  • RickO
    RickO SuperUser, Mac Beta Beta
    edited October 2017
    Rob said:

    Hi RickO, thanks for your suggestion. Anybody else have thoughts on the Quicken end of things?

    If you simply want to keep track of the value in Quicken, I'd just make it a dollar per share fund like you would for a money market and then add shares as value increases.

    But if you're trying to keep track of capital gains, reinvestments and tax implications, this isn't going to do it. And without more detail provided by the LP, I'm not sure how you could.
    Quicken Mac Subscription; Quicken Mac user since the early 90s
  • Rob
    Rob Member ✭✭
    edited October 2017
    Rob said:

    Hi RickO, thanks for your suggestion. Anybody else have thoughts on the Quicken end of things?

    At any given point I know how much I've put in, and every quarter I am updated on what my cash-out dollar value would be. Every month I'm updated on the entire fund's % up or down, and it's all above board with external auditors. So I have the basics.

    Reinvestments, dividends etc. are hidden from partners. If I want to cash out, I can calculated capital gains by looking at the [(cash out value) - (how much I've put in)]. My goal is to figure out which numbers need to get plugged in where to have an ongoing sense of my balance with the reported percentages, that can then get confirmed or adjusted when my quarterly dollar report happens.
  • RickO
    RickO SuperUser, Mac Beta Beta
    edited October 2017
    Rob said:

    Hi RickO, thanks for your suggestion. Anybody else have thoughts on the Quicken end of things?

    If this were a "normal" fund, then some of the gain in value would be due to reinvested dividends and some would be to share price appreciation. Tax treatment of those two types of increases is different, of course (ordinary income vs capital gains). 

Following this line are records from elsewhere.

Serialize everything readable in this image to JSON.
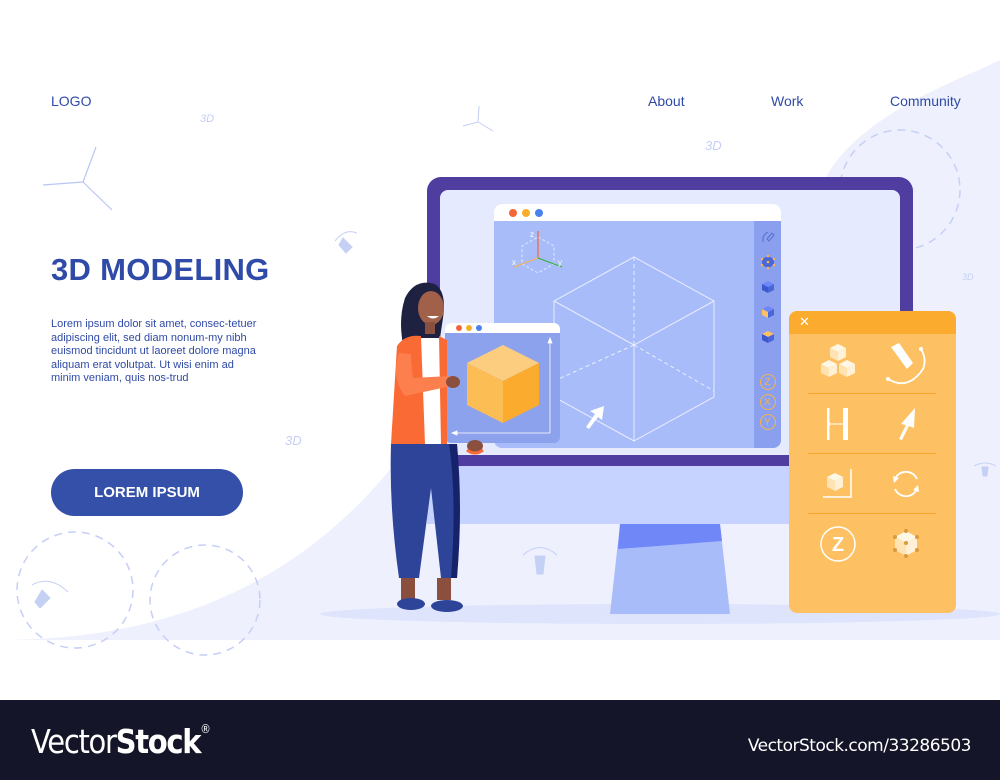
{
  "nav": {
    "logo": "LOGO",
    "links": [
      "About",
      "Work",
      "Community"
    ]
  },
  "hero": {
    "title": "3D MODELING",
    "body": "Lorem ipsum dolor sit amet, consec-tetuer adipiscing elit, sed diam nonum-my nibh euismod tincidunt ut laoreet dolore magna aliquam erat volutpat. Ut wisi enim ad minim veniam, quis nos-trud",
    "cta_label": "LOREM IPSUM"
  },
  "decorations": {
    "label_3d": "3D",
    "axis_labels": [
      "x",
      "y",
      "z"
    ]
  },
  "app_window": {
    "traffic_lights": [
      "red",
      "yellow",
      "blue"
    ],
    "axis_gizmo_labels": {
      "x": "x",
      "y": "y",
      "z": "z"
    },
    "sidebar_tools": [
      "pen-tool",
      "vertex-select",
      "solid-cube",
      "face-select",
      "top-face-select"
    ],
    "axis_buttons": [
      "Z",
      "X",
      "Y"
    ]
  },
  "tool_panel": {
    "close_symbol": "✕",
    "rows": [
      [
        "cubes-stack",
        "pen-curve"
      ],
      [
        "width-measure",
        "cursor-pointer"
      ],
      [
        "cube-axes",
        "rotate"
      ],
      [
        "z-axis",
        "cube-vertices"
      ]
    ],
    "z_label": "Z"
  },
  "colors": {
    "brand_blue": "#2f4aa7",
    "monitor_frame": "#4f3da0",
    "panel_orange": "#fdc163",
    "panel_header": "#fbab2e",
    "footer_bg": "#141528"
  },
  "footer": {
    "brand_light": "Vector",
    "brand_bold": "Stock",
    "brand_mark": "®",
    "image_id": "VectorStock.com/33286503"
  }
}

    I have no idea if LP such as this is treated differently for tax purposes. I would think the LP would have to conform to certain reporting requirements. But from a tax standpoint, this is something you would really need to consult a tax attorney or other tax professional about.

    But from the standpoint of just keeping track of how well the fund is doing, you can just make it a $1 per share fund. When you make purchases, you show them in Quicken as BUY transactions (at $1 per share). When you find out that the fund value has increased from, say, $220 to $240 at the end of a quarter, then you show that in Quicken as a REINV DIV transaction of $20 at $1 per share. Doing this should allow Quicken to track the value and calculate ROI, etc.
    Quicken Mac Subscription; Quicken Mac user since the early 90s
  • Rob
    Rob Member ✭✭
    edited October 2017
    Rob said:

    Hi RickO, thanks for your suggestion. Anybody else have thoughts on the Quicken end of things?

    Exactly the kind of suggestion I was looking for, thank you. I've not explored how reinvested dividends work but this looks like a promising angle to pursue. Thank you very much.
This discussion has been closed.